Calculus AB is a year-long, college level course designed to introduce the concepts of calculus and methods by which to apply these concepts to analyze real world contexts. The themes of this course, limits, derivatives, integrals, approximation, and modeling are all part of a unified whole and thus are not treated in isolation. The goal of the course is to understand the fundamental concepts of calculus and their applications graphically, numerically (e.g. using a data set), analytically (e.g. using an algebraic formula), and verbally. This includes a deep understanding of the relationships between each representation and the ability to use any representation to construct well-written, logically precise solutions to problems of any form.

 

Science Department

Instructional Coach: Lorenza Della Donna
Chairperson: Shaneka Woods

Physics

The purpose of this course is to introduce students to the concepts of physics and help them define and explain natural processes (how and why objects behave the way they do). In this course students will be introduced to the study of the laws of nature including the areas of scientific methods, scientific application of mathematics, science and society, communicating in science, motion and forces, energy, heat and thermodynamics, and electricity and magnetism. First year high school students in the course will be engaged in activities that promote critical thinking and scientific inquiry while working to improve their organization, use of technology, and communication skills. The course will include laboratory experiences that focus on application of introductory level knowledge and skills related to the physical sciences, specifically Conceptual Physics.

Biology

Biology is devoted to the study of living things and their processes. Throughout this course students will explore cell structure and function, photosynthesis and cellular respiration as fuel for life processes, genetics and heredity, evolution and classification, diversity of living organisms and their ecological roles. The primary goal of this course is to give students an opportunity to develop scientific and engineering ideas engaging in the practice of inquiry, problem-solving, critical thinking and reasoning skills. All together these skills will assist students in acquiring new knowledge and making decisions about their health, community, the safety and use of modern technologies, and a variety of everyday concerns that have a biological basis. Through the study of biology students will recognize how science and engineering contribute to meeting some of challenges that confront society today, such as preventing and treating diseases, addressing climate change and maintaining supplies of fresh water and food.

Chemistry

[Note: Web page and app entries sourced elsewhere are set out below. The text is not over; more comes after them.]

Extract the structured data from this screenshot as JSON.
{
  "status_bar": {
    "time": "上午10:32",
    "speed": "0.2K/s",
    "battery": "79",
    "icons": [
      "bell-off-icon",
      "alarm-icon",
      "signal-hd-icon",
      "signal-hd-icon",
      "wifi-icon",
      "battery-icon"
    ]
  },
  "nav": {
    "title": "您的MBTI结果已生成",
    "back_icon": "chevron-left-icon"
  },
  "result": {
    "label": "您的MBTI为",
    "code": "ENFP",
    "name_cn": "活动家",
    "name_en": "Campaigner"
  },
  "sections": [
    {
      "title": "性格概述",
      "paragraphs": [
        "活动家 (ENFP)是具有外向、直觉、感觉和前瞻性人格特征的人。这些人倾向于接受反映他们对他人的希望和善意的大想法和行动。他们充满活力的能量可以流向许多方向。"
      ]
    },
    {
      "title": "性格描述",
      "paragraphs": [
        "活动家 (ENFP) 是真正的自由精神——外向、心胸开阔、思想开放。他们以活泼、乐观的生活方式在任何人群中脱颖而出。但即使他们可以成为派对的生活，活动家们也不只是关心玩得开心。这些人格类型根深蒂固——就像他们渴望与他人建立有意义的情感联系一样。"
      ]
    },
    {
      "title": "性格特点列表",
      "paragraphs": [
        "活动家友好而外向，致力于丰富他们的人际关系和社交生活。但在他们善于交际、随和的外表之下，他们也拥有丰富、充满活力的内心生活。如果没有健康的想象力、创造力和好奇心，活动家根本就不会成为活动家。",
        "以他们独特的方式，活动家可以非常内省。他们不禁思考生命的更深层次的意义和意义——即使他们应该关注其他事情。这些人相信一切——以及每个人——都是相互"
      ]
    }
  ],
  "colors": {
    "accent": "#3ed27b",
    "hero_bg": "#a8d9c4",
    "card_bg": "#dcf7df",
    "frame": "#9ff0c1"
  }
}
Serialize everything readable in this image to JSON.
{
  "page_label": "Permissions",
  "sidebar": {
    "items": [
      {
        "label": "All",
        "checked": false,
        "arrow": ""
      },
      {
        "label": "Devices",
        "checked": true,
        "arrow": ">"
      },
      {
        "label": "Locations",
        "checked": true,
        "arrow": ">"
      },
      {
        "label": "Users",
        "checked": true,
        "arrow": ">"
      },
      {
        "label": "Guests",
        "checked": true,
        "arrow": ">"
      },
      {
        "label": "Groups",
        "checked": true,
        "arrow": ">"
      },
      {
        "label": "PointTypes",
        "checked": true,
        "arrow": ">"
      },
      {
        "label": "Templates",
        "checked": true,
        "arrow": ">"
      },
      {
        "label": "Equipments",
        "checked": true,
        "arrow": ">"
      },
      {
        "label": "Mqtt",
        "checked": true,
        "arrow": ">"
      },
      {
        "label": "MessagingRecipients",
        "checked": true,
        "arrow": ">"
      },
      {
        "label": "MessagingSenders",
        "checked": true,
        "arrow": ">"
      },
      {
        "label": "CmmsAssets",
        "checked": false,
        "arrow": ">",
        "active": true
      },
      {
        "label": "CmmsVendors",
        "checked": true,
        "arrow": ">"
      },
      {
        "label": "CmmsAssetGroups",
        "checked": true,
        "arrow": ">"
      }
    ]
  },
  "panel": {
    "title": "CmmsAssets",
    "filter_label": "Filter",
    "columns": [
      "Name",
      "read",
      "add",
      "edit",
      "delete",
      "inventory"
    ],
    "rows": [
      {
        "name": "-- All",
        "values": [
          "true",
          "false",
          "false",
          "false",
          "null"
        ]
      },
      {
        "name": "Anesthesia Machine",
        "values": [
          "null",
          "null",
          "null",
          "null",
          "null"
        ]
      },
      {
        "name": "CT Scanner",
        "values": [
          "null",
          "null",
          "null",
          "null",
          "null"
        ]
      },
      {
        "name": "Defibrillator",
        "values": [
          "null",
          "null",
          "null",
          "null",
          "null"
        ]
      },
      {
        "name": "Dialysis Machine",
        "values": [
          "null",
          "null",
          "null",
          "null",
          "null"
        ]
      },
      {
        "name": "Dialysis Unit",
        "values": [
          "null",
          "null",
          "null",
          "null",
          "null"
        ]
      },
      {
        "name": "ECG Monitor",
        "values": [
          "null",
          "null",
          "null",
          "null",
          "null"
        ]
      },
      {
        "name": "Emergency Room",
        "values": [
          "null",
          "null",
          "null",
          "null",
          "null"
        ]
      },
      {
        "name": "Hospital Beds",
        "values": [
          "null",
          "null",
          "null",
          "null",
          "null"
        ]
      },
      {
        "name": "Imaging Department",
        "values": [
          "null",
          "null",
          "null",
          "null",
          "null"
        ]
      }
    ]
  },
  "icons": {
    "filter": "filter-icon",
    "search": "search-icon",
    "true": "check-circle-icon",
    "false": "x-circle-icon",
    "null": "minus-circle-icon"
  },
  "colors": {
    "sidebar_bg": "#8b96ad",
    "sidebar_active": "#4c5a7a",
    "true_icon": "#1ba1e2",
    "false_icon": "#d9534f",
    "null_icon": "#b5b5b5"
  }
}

This course is designed as an overview of the study of General Chemistry. Students will have an opportunity to engage with material that includes chemistry basics and history, periodicity, chemical compounds, conversions, reactions, stoichiometry, percent yields, titrations and thermodynamics. For each topic students will learn about the terminology and use of content in class and then within chemistry labs. Students in this course will have the opportunity to explore the content through labs, inquiry-based activities and readings. Students will develop the skills necessary for success in senior and college-level science courses. This course is intended to present an introduction to the study of chemistry and expose students to the practices and expectations of upper level science courses.